Would you set down every line of the data below exactly as it reads?

───── SUPPLIED MATERIAL

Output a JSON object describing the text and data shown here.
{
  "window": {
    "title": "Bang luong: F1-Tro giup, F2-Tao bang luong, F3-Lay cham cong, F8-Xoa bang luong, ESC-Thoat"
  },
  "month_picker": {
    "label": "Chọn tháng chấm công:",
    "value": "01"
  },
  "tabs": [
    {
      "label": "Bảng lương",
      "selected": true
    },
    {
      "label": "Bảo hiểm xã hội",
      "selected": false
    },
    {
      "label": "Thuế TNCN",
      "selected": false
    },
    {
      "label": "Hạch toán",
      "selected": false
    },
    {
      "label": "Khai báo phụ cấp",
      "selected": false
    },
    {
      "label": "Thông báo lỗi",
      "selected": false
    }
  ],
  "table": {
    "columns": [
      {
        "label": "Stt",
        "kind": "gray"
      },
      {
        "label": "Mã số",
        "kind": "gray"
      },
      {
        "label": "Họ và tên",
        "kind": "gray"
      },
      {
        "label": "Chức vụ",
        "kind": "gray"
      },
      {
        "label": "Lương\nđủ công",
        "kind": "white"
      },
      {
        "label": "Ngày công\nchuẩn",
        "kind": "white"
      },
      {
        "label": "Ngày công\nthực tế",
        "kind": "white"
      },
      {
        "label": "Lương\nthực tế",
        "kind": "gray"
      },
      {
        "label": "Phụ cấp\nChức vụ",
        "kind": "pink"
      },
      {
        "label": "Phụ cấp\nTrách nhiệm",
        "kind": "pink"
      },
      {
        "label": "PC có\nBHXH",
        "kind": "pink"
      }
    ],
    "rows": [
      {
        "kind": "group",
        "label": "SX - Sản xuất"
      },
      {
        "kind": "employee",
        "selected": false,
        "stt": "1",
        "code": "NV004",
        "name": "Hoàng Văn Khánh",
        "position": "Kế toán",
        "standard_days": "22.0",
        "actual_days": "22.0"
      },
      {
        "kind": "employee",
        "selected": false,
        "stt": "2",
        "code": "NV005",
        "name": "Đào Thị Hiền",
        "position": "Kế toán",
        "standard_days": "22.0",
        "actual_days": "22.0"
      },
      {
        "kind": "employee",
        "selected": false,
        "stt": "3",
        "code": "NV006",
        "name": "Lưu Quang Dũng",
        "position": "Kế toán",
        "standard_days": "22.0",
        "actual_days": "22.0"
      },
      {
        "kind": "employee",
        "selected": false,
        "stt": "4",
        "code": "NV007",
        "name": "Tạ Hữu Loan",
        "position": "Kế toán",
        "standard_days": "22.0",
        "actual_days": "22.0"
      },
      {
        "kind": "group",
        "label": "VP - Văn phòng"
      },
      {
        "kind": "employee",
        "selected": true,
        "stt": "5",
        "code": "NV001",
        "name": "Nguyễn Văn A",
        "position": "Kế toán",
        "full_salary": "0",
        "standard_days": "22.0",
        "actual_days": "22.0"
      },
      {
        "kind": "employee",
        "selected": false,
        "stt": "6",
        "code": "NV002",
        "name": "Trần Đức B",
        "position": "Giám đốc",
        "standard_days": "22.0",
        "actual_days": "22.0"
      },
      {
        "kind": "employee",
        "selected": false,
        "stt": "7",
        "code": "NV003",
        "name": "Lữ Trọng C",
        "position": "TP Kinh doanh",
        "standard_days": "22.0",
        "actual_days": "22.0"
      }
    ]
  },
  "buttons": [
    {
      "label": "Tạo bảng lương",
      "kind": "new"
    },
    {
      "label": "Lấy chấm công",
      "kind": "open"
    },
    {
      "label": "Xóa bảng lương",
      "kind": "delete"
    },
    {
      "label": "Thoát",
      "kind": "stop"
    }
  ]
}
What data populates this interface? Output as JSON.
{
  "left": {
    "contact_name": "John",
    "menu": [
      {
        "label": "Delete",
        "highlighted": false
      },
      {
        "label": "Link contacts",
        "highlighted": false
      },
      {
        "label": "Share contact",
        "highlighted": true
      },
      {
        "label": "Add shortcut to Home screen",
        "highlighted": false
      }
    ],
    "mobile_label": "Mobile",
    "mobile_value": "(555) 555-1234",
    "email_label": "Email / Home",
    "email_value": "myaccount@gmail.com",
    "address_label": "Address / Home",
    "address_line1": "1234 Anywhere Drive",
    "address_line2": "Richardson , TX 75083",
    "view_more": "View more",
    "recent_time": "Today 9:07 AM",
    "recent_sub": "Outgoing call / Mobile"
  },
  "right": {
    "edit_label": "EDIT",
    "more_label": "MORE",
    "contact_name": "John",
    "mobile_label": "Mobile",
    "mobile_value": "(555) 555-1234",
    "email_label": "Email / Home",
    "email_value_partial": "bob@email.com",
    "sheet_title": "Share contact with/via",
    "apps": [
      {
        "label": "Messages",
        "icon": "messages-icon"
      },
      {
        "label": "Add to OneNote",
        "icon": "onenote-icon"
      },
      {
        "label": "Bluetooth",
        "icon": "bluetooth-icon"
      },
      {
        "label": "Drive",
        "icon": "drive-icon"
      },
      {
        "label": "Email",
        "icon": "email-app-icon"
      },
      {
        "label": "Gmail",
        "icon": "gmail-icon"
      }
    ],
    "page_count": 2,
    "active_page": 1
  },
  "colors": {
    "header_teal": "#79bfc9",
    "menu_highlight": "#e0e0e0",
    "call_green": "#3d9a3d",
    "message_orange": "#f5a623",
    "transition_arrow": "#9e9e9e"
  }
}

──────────

• WRITTEN RESPONSE:
Output a JSON object describing the text and data shown here.
{
  "window": {
    "title": "Bang luong: F1-Tro giup, F2-Tao bang luong, F3-Lay cham cong, F8-Xoa bang luong, ESC-Thoat"
  },
  "month_picker": {
    "label": "Chọn tháng chấm công:",
    "value": "01"
  },
  "tabs": [
    {
      "label": "Bảng lương",
      "selected": true
    },
    {
      "label": "Bảo hiểm xã hội",
      "selected": false
    },
    {
      "label": "Thuế TNCN",
      "selected": false
    },
    {
      "label": "Hạch toán",
      "selected": false
    },
    {
      "label": "Khai báo phụ cấp",
      "selected": false
    },
    {
      "label": "Thông báo lỗi",
      "selected": false
    }
  ],
  "table": {
    "columns": [
      {
        "label": "Stt",
        "kind": "gray"
      },
      {
        "label": "Mã số",
        "kind": "gray"
      },
      {
        "label": "Họ và tên",
        "kind": "gray"
      },
      {
        "label": "Chức vụ",
        "kind": "gray"
      },
      {
        "label": "Lương\nđủ công",
        "kind": "white"
      },
      {
        "label": "Ngày công\nchuẩn",
        "kind": "white"
      },
      {
        "label": "Ngày công\nthực tế",
        "kind": "white"
      },
      {
        "label": "Lương\nthực tế",
        "kind": "gray"
      },
      {
        "label": "Phụ cấp\nChức vụ",
        "kind": "pink"
      },
      {
        "label": "Phụ cấp\nTrách nhiệm",
        "kind": "pink"
      },
      {
        "label": "PC có\nBHXH",
        "kind": "pink"
      }
    ],
    "rows": [
      {
        "kind": "group",
        "label": "SX - Sản xuất"
      },
      {
        "kind": "employee",
        "selected": false,
        "stt": "1",
        "code": "NV004",
        "name": "Hoàng Văn Khánh",
        "position": "Kế toán",
        "standard_days": "22.0",
        "actual_days": "22.0"
      },
      {
        "kind": "employee",
        "selected": false,
        "stt": "2",
        "code": "NV005",
        "name": "Đào Thị Hiền",
        "position": "Kế toán",
        "standard_days": "22.0",
        "actual_days": "22.0"
      },
      {
        "kind": "employee",
        "selected": false,
        "stt": "3",
        "code": "NV006",
        "name": "Lưu Quang Dũng",
        "position": "Kế toán",
        "standard_days": "22.0",
        "actual_days": "22.0"
      },
      {
        "kind": "employee",
        "selected": false,
        "stt": "4",
        "code": "NV007",
        "name": "Tạ Hữu Loan",
        "position": "Kế toán",
        "standard_days": "22.0",
        "actual_days": "22.0"
      },
      {
        "kind": "group",
        "label": "VP - Văn phòng"
      },
      {
        "kind": "employee",
        "selected": true,
        "stt": "5",
        "code": "NV001",
        "name": "Nguyễn Văn A",
        "position": "Kế toán",
        "full_salary": "0",
        "standard_days": "22.0",
        "actual_days": "22.0"
      },
      {
        "kind": "employee",
        "selected": false,
        "stt": "6",
        "code": "NV002",
        "name": "Trần Đức B",
        "position": "Giám đốc",
        "standard_days": "22.0",
        "actual_days": "22.0"
      },
      {
        "kind": "employee",
        "selected": false,
        "stt": "7",
        "code": "NV003",
        "name": "Lữ Trọng C",
        "position": "TP Kinh doanh",
        "standard_days": "22.0",
        "actual_days": "22.0"
      }
    ]
  },
  "buttons": [
    {
      "label": "Tạo bảng lương",
      "kind": "new"
    },
    {
      "label": "Lấy chấm công",
      "kind": "open"
    },
    {
      "label": "Xóa bảng lương",
      "kind": "delete"
    },
    {
      "label": "Thoát",
      "kind": "stop"
    }
  ]
}
What data populates this interface? Output as JSON.
{
  "left": {
    "contact_name": "John",
    "menu": [
      {
        "label": "Delete",
        "highlighted": false
      },
      {
        "label": "Link contacts",
        "highlighted": false
      },
      {
        "label": "Share contact",
        "highlighted": true
      },
      {
        "label": "Add shortcut to Home screen",
        "highlighted": false
      }
    ],
    "mobile_label": "Mobile",
    "mobile_value": "(555) 555-1234",
    "email_label": "Email / Home",
    "email_value": "myaccount@gmail.com",
    "address_label": "Address / Home",
    "address_line1": "1234 Anywhere Drive",
    "address_line2": "Richardson , TX 75083",
    "view_more": "View more",
    "recent_time": "Today 9:07 AM",
    "recent_sub": "Outgoing call / Mobile"
  },
  "right": {
    "edit_label": "EDIT",
    "more_label": "MORE",
    "contact_name": "John",
    "mobile_label": "Mobile",
    "mobile_value": "(555) 555-1234",
    "email_label": "Email / Home",
    "email_value_partial": "bob@email.com",
    "sheet_title": "Share contact with/via",
    "apps": [
      {
        "label": "Messages",
        "icon": "messages-icon"
      },
      {
        "label": "Add to OneNote",
        "icon": "onenote-icon"
      },
      {
        "label": "Bluetooth",
        "icon": "bluetooth-icon"
      },
      {
        "label": "Drive",
        "icon": "drive-icon"
      },
      {
        "label": "Email",
        "icon": "email-app-icon"
      },
      {
        "label": "Gmail",
        "icon": "gmail-icon"
      }
    ],
    "page_count": 2,
    "active_page": 1
  },
  "colors": {
    "header_teal": "#79bfc9",
    "menu_highlight": "#e0e0e0",
    "call_green": "#3d9a3d",
    "message_orange": "#f5a623",
    "transition_arrow": "#9e9e9e"
  }
}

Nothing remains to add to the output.